Recognized as an intangible heritage of humanity by UNESCO in 2010, Italian cuisine is best known for its vast regional diversity and its abundance in taste and condiments. Furthermore, it is one of the best-known and most appreciated delicatessens globally: for example, in 2019, the US television station CNN ranks it in first place in a ranking of the best cuisines in the world while, according to a survey conducted by the British analysis company of YouGov market, out of 24 countries, was the most internationally appreciated gastronomy with 84% of total preferences; among various other examples of this kind. In 2018, Italian cuisine achieved a turnover of 229 billion euros worldwide, an increase of 10% compared to 2016.
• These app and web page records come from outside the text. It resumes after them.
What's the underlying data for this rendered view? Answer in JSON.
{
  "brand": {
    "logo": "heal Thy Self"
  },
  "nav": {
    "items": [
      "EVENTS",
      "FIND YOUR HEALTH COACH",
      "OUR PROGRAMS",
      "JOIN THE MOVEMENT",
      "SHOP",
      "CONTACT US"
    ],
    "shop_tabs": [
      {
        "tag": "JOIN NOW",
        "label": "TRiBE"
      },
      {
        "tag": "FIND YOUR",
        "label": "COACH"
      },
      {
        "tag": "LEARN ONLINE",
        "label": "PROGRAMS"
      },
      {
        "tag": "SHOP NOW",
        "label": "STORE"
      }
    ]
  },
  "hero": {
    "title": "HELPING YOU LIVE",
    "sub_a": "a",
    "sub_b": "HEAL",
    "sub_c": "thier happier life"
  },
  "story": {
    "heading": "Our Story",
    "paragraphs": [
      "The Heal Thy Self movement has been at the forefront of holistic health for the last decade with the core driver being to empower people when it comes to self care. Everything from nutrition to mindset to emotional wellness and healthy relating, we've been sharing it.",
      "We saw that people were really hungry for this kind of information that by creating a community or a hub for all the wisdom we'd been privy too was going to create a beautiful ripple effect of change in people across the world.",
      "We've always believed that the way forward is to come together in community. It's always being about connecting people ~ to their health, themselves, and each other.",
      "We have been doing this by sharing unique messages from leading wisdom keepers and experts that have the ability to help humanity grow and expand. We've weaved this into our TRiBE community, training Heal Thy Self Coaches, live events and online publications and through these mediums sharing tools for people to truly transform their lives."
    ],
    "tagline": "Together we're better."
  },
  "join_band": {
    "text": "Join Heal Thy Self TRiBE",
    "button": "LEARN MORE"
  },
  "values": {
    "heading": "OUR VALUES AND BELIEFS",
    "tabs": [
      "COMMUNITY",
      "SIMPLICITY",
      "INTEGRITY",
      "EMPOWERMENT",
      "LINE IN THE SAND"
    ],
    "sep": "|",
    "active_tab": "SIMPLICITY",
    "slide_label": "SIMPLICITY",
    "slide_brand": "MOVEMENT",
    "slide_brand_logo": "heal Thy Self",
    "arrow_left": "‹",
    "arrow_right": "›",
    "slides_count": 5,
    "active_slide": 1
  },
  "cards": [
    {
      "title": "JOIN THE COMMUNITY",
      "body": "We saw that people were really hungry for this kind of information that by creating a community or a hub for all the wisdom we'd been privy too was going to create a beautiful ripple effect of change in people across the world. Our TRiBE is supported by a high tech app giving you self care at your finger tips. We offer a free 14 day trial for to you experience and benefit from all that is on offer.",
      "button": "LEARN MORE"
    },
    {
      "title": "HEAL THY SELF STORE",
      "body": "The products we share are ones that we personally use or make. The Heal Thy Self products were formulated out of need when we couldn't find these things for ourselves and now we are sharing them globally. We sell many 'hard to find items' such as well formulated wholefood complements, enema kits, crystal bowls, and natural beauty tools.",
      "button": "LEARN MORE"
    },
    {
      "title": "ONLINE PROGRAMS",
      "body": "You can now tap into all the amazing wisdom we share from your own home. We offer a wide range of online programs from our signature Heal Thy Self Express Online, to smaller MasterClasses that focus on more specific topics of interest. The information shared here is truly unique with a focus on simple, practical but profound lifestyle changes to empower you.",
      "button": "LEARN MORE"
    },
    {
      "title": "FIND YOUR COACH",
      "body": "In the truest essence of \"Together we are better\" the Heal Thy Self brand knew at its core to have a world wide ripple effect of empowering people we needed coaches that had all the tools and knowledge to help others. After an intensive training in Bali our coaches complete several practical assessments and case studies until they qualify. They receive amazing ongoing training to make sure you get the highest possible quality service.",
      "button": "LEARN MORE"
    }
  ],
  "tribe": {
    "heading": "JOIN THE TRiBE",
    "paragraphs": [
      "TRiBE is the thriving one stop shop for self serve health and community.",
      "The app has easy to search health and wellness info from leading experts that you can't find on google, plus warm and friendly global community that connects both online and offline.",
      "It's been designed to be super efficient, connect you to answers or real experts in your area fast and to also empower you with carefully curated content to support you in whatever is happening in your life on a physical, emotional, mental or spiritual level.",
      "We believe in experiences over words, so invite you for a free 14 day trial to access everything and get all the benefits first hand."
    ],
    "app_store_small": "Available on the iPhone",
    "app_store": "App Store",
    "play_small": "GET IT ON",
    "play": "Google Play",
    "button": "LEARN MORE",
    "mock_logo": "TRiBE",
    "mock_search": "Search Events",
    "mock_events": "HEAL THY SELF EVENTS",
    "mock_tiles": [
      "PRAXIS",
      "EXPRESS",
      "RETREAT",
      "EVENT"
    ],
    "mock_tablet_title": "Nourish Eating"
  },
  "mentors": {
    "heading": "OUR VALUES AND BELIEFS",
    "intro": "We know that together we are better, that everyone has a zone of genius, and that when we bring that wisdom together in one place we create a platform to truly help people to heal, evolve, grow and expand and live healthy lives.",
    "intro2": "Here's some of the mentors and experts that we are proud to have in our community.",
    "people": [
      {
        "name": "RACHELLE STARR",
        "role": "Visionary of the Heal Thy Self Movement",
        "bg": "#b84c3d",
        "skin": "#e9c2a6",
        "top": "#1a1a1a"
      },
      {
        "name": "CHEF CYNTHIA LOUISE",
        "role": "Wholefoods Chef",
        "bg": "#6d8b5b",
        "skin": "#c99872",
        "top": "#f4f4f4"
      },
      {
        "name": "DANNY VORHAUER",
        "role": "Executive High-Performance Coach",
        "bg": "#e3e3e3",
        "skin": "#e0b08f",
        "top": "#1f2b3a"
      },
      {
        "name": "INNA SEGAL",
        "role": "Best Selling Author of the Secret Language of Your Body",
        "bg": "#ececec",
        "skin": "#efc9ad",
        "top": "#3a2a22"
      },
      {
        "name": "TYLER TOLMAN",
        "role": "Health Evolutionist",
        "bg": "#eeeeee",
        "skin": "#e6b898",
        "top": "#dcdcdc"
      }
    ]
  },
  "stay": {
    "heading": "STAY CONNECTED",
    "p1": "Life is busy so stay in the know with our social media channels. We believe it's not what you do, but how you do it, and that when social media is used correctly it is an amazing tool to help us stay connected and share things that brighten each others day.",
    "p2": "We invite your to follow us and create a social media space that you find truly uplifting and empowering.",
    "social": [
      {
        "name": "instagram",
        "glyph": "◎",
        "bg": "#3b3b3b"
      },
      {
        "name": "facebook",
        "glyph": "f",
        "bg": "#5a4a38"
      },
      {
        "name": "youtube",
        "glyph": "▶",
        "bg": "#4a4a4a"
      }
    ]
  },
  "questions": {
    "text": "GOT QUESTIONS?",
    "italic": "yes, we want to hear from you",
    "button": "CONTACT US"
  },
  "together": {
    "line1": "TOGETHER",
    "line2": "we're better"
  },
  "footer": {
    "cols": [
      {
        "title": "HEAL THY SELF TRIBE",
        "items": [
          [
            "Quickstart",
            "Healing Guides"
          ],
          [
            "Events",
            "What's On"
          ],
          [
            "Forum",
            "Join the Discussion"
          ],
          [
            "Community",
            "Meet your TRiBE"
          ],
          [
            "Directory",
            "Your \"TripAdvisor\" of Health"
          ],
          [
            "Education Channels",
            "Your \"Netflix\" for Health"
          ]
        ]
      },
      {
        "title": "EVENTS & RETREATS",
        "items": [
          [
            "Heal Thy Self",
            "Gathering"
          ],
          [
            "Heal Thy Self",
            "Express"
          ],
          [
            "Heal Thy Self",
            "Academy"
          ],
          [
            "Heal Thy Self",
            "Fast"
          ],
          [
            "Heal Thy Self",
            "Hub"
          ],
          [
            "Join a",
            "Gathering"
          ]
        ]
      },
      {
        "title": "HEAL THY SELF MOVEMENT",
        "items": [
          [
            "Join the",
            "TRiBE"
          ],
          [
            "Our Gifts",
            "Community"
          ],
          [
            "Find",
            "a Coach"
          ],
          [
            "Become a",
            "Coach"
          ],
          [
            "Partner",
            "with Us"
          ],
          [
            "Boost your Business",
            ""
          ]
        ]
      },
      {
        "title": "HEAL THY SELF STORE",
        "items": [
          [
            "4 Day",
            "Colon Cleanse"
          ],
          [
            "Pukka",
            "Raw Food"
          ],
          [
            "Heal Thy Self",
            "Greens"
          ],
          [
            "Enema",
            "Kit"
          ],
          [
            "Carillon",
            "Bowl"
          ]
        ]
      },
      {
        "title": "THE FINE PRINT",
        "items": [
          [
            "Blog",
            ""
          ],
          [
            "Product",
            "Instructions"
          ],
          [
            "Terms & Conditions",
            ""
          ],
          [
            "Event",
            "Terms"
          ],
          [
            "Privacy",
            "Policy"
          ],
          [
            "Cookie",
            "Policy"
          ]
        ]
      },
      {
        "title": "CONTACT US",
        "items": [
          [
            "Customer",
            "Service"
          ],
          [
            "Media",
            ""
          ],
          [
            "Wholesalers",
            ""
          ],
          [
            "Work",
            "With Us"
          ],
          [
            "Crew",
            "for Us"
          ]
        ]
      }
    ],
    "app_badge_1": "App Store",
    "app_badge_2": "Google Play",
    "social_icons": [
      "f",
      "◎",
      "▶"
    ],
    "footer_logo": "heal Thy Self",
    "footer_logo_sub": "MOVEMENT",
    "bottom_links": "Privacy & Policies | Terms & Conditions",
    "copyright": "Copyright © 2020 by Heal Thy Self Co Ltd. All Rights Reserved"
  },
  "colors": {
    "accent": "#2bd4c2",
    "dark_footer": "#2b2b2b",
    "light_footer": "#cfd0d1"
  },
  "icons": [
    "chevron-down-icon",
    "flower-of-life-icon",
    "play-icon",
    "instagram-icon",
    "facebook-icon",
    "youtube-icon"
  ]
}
One of the main characteristics of Italian cuisine is its simplicity, with many dishes consisting of 4 to 8 ingredients. Italian chefs rely on the quality of the ingredients rather than the complexity of preparation. Traditional dishes and recipes, over the centuries, have often been created by grandmothers more than by chefs, and this is why many Italian recipes are suitable for home and daily cooking, respecting territorial specificities, privileging only raw materials and ingredients typical of the region of origin of the dish and preserving its seasonality.